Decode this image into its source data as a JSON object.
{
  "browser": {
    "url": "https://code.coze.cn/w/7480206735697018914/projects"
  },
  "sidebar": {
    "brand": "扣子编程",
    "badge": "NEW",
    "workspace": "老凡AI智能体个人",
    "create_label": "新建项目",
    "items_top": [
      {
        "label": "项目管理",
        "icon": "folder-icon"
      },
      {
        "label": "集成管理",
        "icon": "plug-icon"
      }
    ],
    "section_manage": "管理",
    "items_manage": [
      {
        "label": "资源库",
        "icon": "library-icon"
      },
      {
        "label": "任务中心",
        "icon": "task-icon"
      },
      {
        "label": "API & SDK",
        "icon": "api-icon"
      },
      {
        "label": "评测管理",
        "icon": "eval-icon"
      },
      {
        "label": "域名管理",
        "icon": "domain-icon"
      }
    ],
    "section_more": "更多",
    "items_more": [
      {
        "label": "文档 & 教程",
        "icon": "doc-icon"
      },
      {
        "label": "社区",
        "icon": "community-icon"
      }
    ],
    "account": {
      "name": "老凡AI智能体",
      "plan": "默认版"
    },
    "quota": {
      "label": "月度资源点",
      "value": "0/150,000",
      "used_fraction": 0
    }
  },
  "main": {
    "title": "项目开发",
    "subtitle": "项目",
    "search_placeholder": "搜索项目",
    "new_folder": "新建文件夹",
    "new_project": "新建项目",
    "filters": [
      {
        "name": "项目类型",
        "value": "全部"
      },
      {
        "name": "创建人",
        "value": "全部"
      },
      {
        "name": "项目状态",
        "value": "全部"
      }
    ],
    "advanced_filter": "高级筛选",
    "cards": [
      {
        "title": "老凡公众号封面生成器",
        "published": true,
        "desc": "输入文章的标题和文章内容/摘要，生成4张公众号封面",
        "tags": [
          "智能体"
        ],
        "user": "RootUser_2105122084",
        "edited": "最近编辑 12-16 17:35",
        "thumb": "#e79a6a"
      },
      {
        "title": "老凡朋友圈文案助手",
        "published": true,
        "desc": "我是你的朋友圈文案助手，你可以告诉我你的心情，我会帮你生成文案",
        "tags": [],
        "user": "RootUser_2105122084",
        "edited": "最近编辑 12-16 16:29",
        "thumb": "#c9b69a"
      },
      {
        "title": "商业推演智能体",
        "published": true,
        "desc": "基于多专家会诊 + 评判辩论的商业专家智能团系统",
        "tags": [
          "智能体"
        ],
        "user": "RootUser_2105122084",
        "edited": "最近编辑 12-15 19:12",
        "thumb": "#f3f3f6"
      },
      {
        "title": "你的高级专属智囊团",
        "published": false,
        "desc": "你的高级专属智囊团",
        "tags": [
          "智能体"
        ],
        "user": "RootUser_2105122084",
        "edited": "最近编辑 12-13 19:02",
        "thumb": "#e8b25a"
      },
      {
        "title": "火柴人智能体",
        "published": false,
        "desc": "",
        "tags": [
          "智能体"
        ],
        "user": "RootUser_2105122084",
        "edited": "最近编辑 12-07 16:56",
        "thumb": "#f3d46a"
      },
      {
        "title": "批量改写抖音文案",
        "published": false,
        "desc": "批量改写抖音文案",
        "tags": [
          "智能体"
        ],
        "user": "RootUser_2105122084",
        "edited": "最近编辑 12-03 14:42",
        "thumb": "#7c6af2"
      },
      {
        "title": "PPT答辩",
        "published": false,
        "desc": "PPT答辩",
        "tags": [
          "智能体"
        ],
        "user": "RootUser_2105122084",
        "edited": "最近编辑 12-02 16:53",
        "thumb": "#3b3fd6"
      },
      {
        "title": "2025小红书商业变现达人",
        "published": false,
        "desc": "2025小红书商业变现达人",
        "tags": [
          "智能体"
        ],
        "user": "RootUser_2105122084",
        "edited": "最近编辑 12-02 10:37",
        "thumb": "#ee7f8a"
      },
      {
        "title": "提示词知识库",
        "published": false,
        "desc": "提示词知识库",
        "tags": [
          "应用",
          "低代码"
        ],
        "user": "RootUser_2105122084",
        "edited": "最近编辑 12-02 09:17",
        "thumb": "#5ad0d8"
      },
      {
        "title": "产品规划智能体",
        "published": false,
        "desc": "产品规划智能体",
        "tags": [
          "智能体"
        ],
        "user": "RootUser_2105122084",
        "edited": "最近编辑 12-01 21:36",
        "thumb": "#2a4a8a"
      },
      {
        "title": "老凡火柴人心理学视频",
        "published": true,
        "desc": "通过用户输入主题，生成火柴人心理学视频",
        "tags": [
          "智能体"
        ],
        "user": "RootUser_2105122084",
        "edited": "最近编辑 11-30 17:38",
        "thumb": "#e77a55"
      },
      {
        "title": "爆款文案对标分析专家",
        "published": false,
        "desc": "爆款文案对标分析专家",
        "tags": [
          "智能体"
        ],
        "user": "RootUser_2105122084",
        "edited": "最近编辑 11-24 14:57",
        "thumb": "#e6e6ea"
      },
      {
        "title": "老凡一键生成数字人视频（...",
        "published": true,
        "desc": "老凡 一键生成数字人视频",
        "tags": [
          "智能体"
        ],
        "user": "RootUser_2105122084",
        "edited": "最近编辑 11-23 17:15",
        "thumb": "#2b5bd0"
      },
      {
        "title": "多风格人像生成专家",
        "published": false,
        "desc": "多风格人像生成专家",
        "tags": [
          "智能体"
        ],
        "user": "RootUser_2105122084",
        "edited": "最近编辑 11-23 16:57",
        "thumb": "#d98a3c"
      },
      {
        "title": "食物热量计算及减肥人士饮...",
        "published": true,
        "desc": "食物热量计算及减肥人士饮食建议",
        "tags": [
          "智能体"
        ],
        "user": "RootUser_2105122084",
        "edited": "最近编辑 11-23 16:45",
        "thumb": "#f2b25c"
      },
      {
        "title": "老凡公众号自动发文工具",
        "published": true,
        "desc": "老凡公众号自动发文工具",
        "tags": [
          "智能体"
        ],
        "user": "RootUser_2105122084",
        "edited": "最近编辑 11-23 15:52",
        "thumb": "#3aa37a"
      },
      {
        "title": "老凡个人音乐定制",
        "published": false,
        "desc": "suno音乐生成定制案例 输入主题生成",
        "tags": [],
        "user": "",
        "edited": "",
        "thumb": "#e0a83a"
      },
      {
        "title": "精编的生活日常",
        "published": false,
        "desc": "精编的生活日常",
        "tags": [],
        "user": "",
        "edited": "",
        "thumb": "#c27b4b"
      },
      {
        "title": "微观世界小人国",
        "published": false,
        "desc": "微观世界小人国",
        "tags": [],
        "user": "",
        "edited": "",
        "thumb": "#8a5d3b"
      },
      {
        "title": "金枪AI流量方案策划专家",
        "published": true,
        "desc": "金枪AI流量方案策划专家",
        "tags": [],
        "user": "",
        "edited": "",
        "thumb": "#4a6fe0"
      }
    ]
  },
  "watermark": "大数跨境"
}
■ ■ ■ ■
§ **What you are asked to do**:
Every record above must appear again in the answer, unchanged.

§ **Answer box**:
Decode this image into its source data as a JSON object.
{
  "browser": {
    "url": "https://code.coze.cn/w/7480206735697018914/projects"
  },
  "sidebar": {
    "brand": "扣子编程",
    "badge": "NEW",
    "workspace": "老凡AI智能体个人",
    "create_label": "新建项目",
    "items_top": [
      {
        "label": "项目管理",
        "icon": "folder-icon"
      },
      {
        "label": "集成管理",
        "icon": "plug-icon"
      }
    ],
    "section_manage": "管理",
    "items_manage": [
      {
        "label": "资源库",
        "icon": "library-icon"
      },
      {
        "label": "任务中心",
        "icon": "task-icon"
      },
      {
        "label": "API & SDK",
        "icon": "api-icon"
      },
      {
        "label": "评测管理",
        "icon": "eval-icon"
      },
      {
        "label": "域名管理",
        "icon": "domain-icon"
      }
    ],
    "section_more": "更多",
    "items_more": [
      {
        "label": "文档 & 教程",
        "icon": "doc-icon"
      },
      {
        "label": "社区",
        "icon": "community-icon"
      }
    ],
    "account": {
      "name": "老凡AI智能体",
      "plan": "默认版"
    },
    "quota": {
      "label": "月度资源点",
      "value": "0/150,000",
      "used_fraction": 0
    }
  },
  "main": {
    "title": "项目开发",
    "subtitle": "项目",
    "search_placeholder": "搜索项目",
    "new_folder": "新建文件夹",
    "new_project": "新建项目",
    "filters": [
      {
        "name": "项目类型",
        "value": "全部"
      },
      {
        "name": "创建人",
        "value": "全部"
      },
      {
        "name": "项目状态",
        "value": "全部"
      }
    ],
    "advanced_filter": "高级筛选",
    "cards": [
      {
        "title": "老凡公众号封面生成器",
        "published": true,
        "desc": "输入文章的标题和文章内容/摘要，生成4张公众号封面",
        "tags": [
          "智能体"
        ],
        "user": "RootUser_2105122084",
        "edited": "最近编辑 12-16 17:35",
        "thumb": "#e79a6a"
      },
      {
        "title": "老凡朋友圈文案助手",
        "published": true,
        "desc": "我是你的朋友圈文案助手，你可以告诉我你的心情，我会帮你生成文案",
        "tags": [],
        "user": "RootUser_2105122084",
        "edited": "最近编辑 12-16 16:29",
        "thumb": "#c9b69a"
      },
      {
        "title": "商业推演智能体",
        "published": true,
        "desc": "基于多专家会诊 + 评判辩论的商业专家智能团系统",
        "tags": [
          "智能体"
        ],
        "user": "RootUser_2105122084",
        "edited": "最近编辑 12-15 19:12",
        "thumb": "#f3f3f6"
      },
      {
        "title": "你的高级专属智囊团",
        "published": false,
        "desc": "你的高级专属智囊团",
        "tags": [
          "智能体"
        ],
        "user": "RootUser_2105122084",
        "edited": "最近编辑 12-13 19:02",
        "thumb": "#e8b25a"
      },
      {
        "title": "火柴人智能体",
        "published": false,
        "desc": "",
        "tags": [
          "智能体"
        ],
        "user": "RootUser_2105122084",
        "edited": "最近编辑 12-07 16:56",
        "thumb": "#f3d46a"
      },
      {
        "title": "批量改写抖音文案",
        "published": false,
        "desc": "批量改写抖音文案",
        "tags": [
          "智能体"
        ],
        "user": "RootUser_2105122084",
        "edited": "最近编辑 12-03 14:42",
        "thumb": "#7c6af2"
      },
      {
        "title": "PPT答辩",
        "published": false,
        "desc": "PPT答辩",
        "tags": [
          "智能体"
        ],
        "user": "RootUser_2105122084",
        "edited": "最近编辑 12-02 16:53",
        "thumb": "#3b3fd6"
      },
      {
        "title": "2025小红书商业变现达人",
        "published": false,
        "desc": "2025小红书商业变现达人",
        "tags": [
          "智能体"
        ],
        "user": "RootUser_2105122084",
        "edited": "最近编辑 12-02 10:37",
        "thumb": "#ee7f8a"
      },
      {
        "title": "提示词知识库",
        "published": false,
        "desc": "提示词知识库",
        "tags": [
          "应用",
          "低代码"
        ],
        "user": "RootUser_2105122084",
        "edited": "最近编辑 12-02 09:17",
        "thumb": "#5ad0d8"
      },
      {
        "title": "产品规划智能体",
        "published": false,
        "desc": "产品规划智能体",
        "tags": [
          "智能体"
        ],
        "user": "RootUser_2105122084",
        "edited": "最近编辑 12-01 21:36",
        "thumb": "#2a4a8a"
      },
      {
        "title": "老凡火柴人心理学视频",
        "published": true,
        "desc": "通过用户输入主题，生成火柴人心理学视频",
        "tags": [
          "智能体"
        ],
        "user": "RootUser_2105122084",
        "edited": "最近编辑 11-30 17:38",
        "thumb": "#e77a55"
      },
      {
        "title": "爆款文案对标分析专家",
        "published": false,
        "desc": "爆款文案对标分析专家",
        "tags": [
          "智能体"
        ],
        "user": "RootUser_2105122084",
        "edited": "最近编辑 11-24 14:57",
        "thumb": "#e6e6ea"
      },
      {
        "title": "老凡一键生成数字人视频（...",
        "published": true,
        "desc": "老凡 一键生成数字人视频",
        "tags": [
          "智能体"
        ],
        "user": "RootUser_2105122084",
        "edited": "最近编辑 11-23 17:15",
        "thumb": "#2b5bd0"
      },
      {
        "title": "多风格人像生成专家",
        "published": false,
        "desc": "多风格人像生成专家",
        "tags": [
          "智能体"
        ],
        "user": "RootUser_2105122084",
        "edited": "最近编辑 11-23 16:57",
        "thumb": "#d98a3c"
      },
      {
        "title": "食物热量计算及减肥人士饮...",
        "published": true,
        "desc": "食物热量计算及减肥人士饮食建议",
        "tags": [
          "智能体"
        ],
        "user": "RootUser_2105122084",
        "edited": "最近编辑 11-23 16:45",
        "thumb": "#f2b25c"
      },
      {
        "title": "老凡公众号自动发文工具",
        "published": true,
        "desc": "老凡公众号自动发文工具",
        "tags": [
          "智能体"
        ],
        "user": "RootUser_2105122084",
        "edited": "最近编辑 11-23 15:52",
        "thumb": "#3aa37a"
      },
      {
        "title": "老凡个人音乐定制",
        "published": false,
        "desc": "suno音乐生成定制案例 输入主题生成",
        "tags": [],
        "user": "",
        "edited": "",
        "thumb": "#e0a83a"
      },
      {
        "title": "精编的生活日常",
        "published": false,
        "desc": "精编的生活日常",
        "tags": [],
        "user": "",
        "edited": "",
        "thumb": "#c27b4b"
      },
      {
        "title": "微观世界小人国",
        "published": false,
        "desc": "微观世界小人国",
        "tags": [],
        "user": "",
        "edited": "",
        "thumb": "#8a5d3b"
      },
      {
        "title": "金枪AI流量方案策划专家",
        "published": true,
        "desc": "金枪AI流量方案策划专家",
        "tags": [],
        "user": "",
        "edited": "",
        "thumb": "#4a6fe0"
      }
    ]
  },
  "watermark": "大数跨境"
}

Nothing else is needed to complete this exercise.